- On April 2, 2019, the SEC issued a no-action letter to ExxonMobil which affirmed that the company could exclude a shareholder proposal which would require the company to adopt and disclose certain GHG emission reduction targets. The SEC noted that the proposal sought to replace the ongoing judgments of the company’s management with “specific methods” for implementing complex policies.
Of course, the threat of potential governmental enforcement actions is only one reason why a company may hesitate to block shareholder proposals. Beyond the business considerations of such a decision, public companies may also need to consider whether adopting certain types of shareholder proposals—particularly those calling for increased disclosure and transparency of GHG emissions—may be beneficial to protect the company from the risk of future lawsuits by the company’s shareholders.
On August 28, 2019, EPA issued a proposed rule titled Oil and Natural Gas Sector: Emission Standards for New, Reconstructed, and Modified Sources Review (the “Proposed Rule”). The Proposed Rule, if adopted, would rescind certain parts of the New Source Performance Standards (“NSPS”) related to methane and volatile organic compounds (“VOCs”) in the oil and gas industry.
First, EPA is proposing to redefine the operations included in the NSPS source category for the oil and gas industry. The original source category listing for the oil and gas industry, issued in 1979, included the production and processing segments of the industry. In 2012 and 2016, EPA expanded the oil and gas industry source category to include the transmission and storage segment of that industry. The Proposed Rule would remove sources in the transmission and storage segment from the oil and natural gas source category and would rescind the methane and VOC emission limits, adopted in 2012 and 2016, which currently apply to those sources.
Second, EPA is proposing to rescind emissions limits for methane (but keep limits for VOCs) in the production and processing segments of the oil and gas industry.
How Low Will The Regulators Go: California Sets New PFOA/PFOS Drinking Water Notification Guidelines
On August 23, 2019, California’s State Water Resources Control Board (Water Board) announced updated guidelines for local water agencies with respect to perfluorooactanoic acid (PFOA) and perfluorooctanesulfonic acid (PFOS) in drinking water.
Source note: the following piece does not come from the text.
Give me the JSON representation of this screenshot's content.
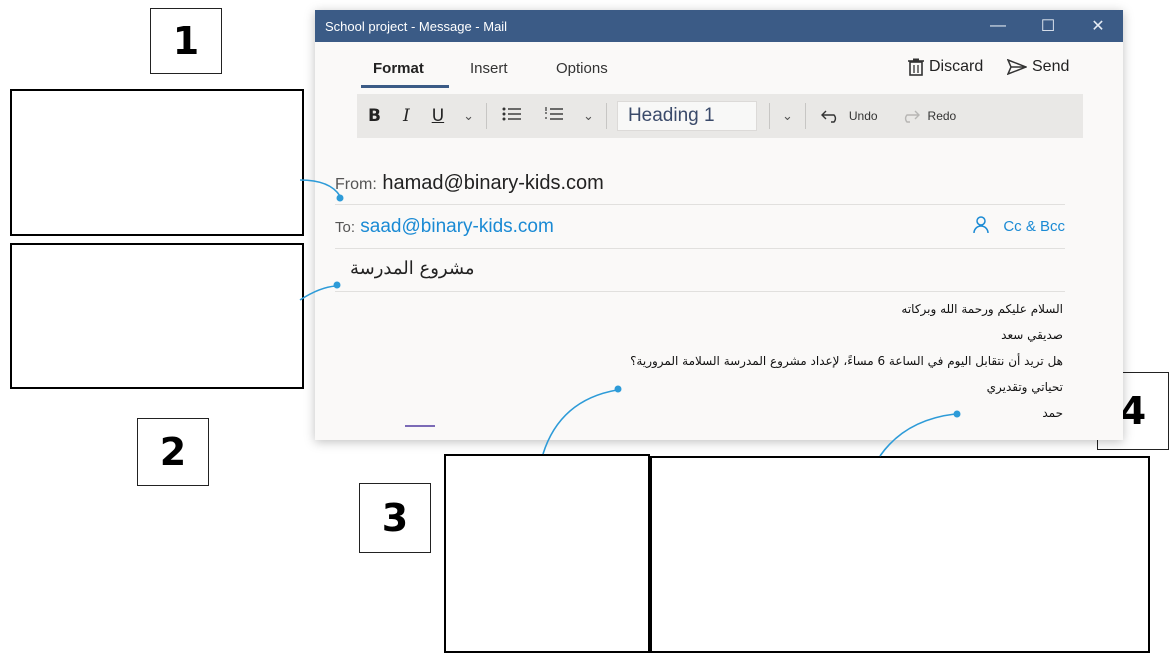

The updated guidelines lower the notification levels from 14 parts per trillion (ppt) to 5.1 ppt for PFOA and from 13 ppt to 6.5 ppt for PFOS. Public water supply systems are required to report exceedances of these guidelines to their governing boards and the Water Board.
According to the Water Board, these new guidelines were predicated on updated health recommendations issued by California’s Office of Environmental Health Hazard Assessment (OEHHA), which published its own recommended notification levels for PFOA and PFOS, albeit at much lower levels. In a recently issued report, OEHHA recommended that the notification levels be set at 0.1 ppt for PFOA and 0.4 ppt for PFOS. However, OEHHA recognized that these levels are lower than what can reasonably be detected in the laboratory and therefore recommended that the Water Board set the notification levels at the lowest reliable detection levels.
In addition to the updated notification levels, the Water Board requested that OEHHA proceed to develop public health goals for both PFOA and PFOS, which is the next step in the process of establishing maximum contaminant levels for these contaminants in drinking water. We will continue to monitor and provide updates with respect to these regulatory efforts.